1. Delegates. I went through the delegate list at the back of the abstracts book, counting the men and women. Those I knew, or whose name made it obvious, I noted down; the half-dozen that I couldn’t easily categorise, I have successfully stalked on the Internet. So I now know that there were 39 women and 79 men — so that women made up 33% of the delegates, almost exactly one third.

Official conference photo, SVPCA 2014, York, UK.

Official conference photo, SVPCA 2014, York, UK.

2. Presentations. There were a total of 50 presentations in the three days of SVPCA: 18 on days 1 and 3, and 14 on day 2, which had a poster session in place of the final session of four talks. I counted the presenters (which were usually, but not always, the lead authors). Here’s how the number of talks by women broke down:

Day one: 2 of 18
Day two: 8 of 14
Day three: 3 of 18

In total, this gives us 13 of 50 talks by women, or 26%.

3. Presenter:delegate ratios. Since 37 of the 79 attending men gave talks, that’s 47% of them; but only 13 of the 39 attending women gave talks, which is 33%. On other words, a man attending SVPCA was 40% more likely to give a talk than a woman.

I’m not sure what to make of all this. I was shocked when I found that only one ninth of the first day’s talks were by women. It’s a statistical oddity that women actually dominated day two, but day three was nearly as unbalanced as day one.

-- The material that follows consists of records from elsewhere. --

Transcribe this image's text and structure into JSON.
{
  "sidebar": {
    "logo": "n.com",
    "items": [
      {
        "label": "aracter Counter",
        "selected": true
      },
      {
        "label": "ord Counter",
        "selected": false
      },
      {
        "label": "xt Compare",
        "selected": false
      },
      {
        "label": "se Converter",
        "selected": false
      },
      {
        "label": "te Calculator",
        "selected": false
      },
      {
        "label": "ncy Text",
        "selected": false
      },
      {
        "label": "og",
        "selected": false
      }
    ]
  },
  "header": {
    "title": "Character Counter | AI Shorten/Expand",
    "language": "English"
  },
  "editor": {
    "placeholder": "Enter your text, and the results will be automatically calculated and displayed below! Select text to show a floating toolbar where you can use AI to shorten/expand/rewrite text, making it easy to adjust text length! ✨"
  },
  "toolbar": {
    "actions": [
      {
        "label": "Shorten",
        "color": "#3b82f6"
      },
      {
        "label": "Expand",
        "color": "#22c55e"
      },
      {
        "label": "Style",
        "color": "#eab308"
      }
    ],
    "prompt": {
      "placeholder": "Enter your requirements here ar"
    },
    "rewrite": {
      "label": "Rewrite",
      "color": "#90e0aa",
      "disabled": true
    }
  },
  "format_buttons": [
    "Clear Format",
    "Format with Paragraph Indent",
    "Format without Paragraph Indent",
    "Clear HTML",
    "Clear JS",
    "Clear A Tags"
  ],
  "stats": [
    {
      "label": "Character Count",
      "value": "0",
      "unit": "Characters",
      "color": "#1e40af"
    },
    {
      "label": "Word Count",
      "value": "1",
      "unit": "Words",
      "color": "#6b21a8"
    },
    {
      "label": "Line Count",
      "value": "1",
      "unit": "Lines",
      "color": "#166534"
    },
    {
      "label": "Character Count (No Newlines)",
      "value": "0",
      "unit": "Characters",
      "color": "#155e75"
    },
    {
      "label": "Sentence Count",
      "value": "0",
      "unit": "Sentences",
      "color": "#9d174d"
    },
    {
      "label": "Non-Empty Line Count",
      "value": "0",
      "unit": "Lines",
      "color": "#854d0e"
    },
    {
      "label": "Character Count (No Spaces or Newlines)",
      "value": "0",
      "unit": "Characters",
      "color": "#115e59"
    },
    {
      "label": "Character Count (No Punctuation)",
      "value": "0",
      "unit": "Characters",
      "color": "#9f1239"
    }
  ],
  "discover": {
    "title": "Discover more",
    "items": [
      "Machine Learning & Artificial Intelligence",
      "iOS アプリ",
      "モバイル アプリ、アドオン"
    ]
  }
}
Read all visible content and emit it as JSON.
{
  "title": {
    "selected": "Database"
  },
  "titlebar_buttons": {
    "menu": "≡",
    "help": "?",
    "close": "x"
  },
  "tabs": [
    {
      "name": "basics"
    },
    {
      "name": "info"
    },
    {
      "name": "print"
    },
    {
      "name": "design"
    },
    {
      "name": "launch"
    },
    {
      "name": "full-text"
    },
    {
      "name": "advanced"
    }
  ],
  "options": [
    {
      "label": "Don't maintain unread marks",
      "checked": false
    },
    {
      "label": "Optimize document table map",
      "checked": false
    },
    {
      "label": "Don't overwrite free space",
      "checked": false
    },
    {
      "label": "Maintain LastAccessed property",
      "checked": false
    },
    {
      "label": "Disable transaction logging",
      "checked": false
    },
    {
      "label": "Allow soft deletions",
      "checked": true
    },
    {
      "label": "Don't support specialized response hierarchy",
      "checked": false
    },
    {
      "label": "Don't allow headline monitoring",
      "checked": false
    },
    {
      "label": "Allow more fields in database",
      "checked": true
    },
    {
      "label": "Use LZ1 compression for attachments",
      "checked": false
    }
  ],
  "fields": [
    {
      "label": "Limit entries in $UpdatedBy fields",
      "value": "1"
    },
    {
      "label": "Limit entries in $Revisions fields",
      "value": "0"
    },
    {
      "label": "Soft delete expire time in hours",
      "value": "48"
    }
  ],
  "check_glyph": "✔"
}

Since SVPCA accepts pretty much every submitted talk, the conference itself can’t be blamed for the imbalance. (At least, not unless you think the organisers should turn down talks by men just because they’re men, leaving blank spots in the program.) It seems that the imbalance more likely reflects that of the field in general. Maybe more disturbing is that the proportion of women giving talks was rather less than the proportion attending (26% vs. 33%) which suggests that perhaps women feel more confident about attending than about presenting.

It would be interesting to know how these numbers compare with SVP’s.